| Exercise brief |
Take every line containing "value" out of the records.

*** Data to process ***

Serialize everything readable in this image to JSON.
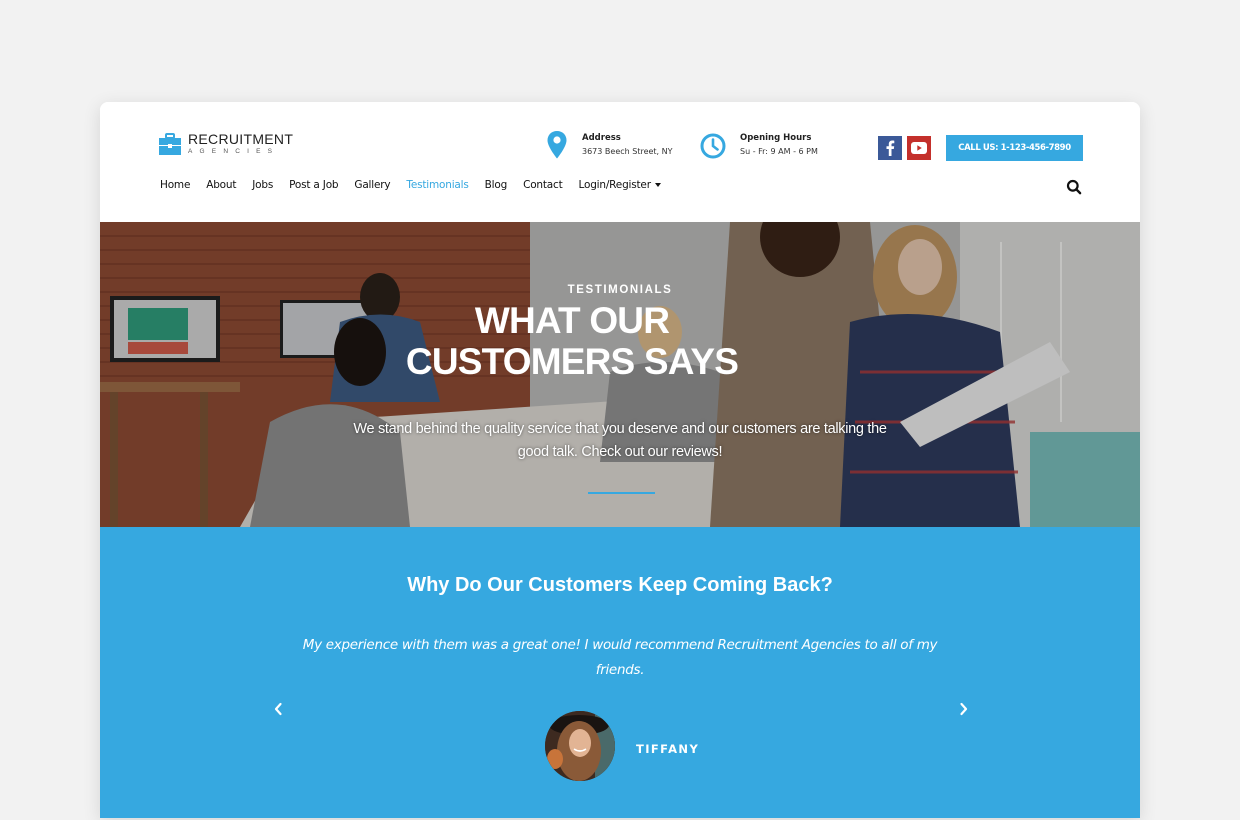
{
  "brand": {
    "name": "RECRUITMENT",
    "tagline": "AGENCIES",
    "accent_color": "#36a8e0"
  },
  "header": {
    "address": {
      "icon": "map-pin-icon",
      "label": "Address",
      "value": "3673 Beech Street, NY"
    },
    "hours": {
      "icon": "clock-icon",
      "label": "Opening Hours",
      "value": "Su - Fr: 9 AM - 6 PM"
    },
    "social": [
      {
        "name": "facebook",
        "icon": "facebook-icon",
        "color": "#3b5998"
      },
      {
        "name": "youtube",
        "icon": "youtube-icon",
        "color": "#c4302b"
      }
    ],
    "call_button": "CALL US: 1-123-456-7890"
  },
  "nav": {
    "items": [
      {
        "label": "Home",
        "active": false
      },
      {
        "label": "About",
        "active": false
      },
      {
        "label": "Jobs",
        "active": false
      },
      {
        "label": "Post a Job",
        "active": false
      },
      {
        "label": "Gallery",
        "active": false
      },
      {
        "label": "Testimonials",
        "active": true
      },
      {
        "label": "Blog",
        "active": false
      },
      {
        "label": "Contact",
        "active": false
      },
      {
        "label": "Login/Register",
        "active": false,
        "dropdown": true
      }
    ],
    "search_icon": "search-icon"
  },
  "hero": {
    "eyebrow": "TESTIMONIALS",
    "title": "WHAT OUR CUSTOMERS SAYS",
    "text": "We stand behind the quality service that you deserve and our customers are talking the good talk. Check out our reviews!"
  },
  "testimonials": {
    "heading": "Why Do Our Customers Keep Coming Back?",
    "quote": "My experience with them was a great one! I would recommend Recruitment Agencies to all of my friends.",
    "author": "TIFFANY",
    "prev_icon": "chevron-left-icon",
    "next_icon": "chevron-right-icon"
  }
}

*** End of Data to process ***

| Reply to the task |
      "value": "3673 Beech Street, NY"
      "value": "Su - Fr: 9 AM - 6 PM"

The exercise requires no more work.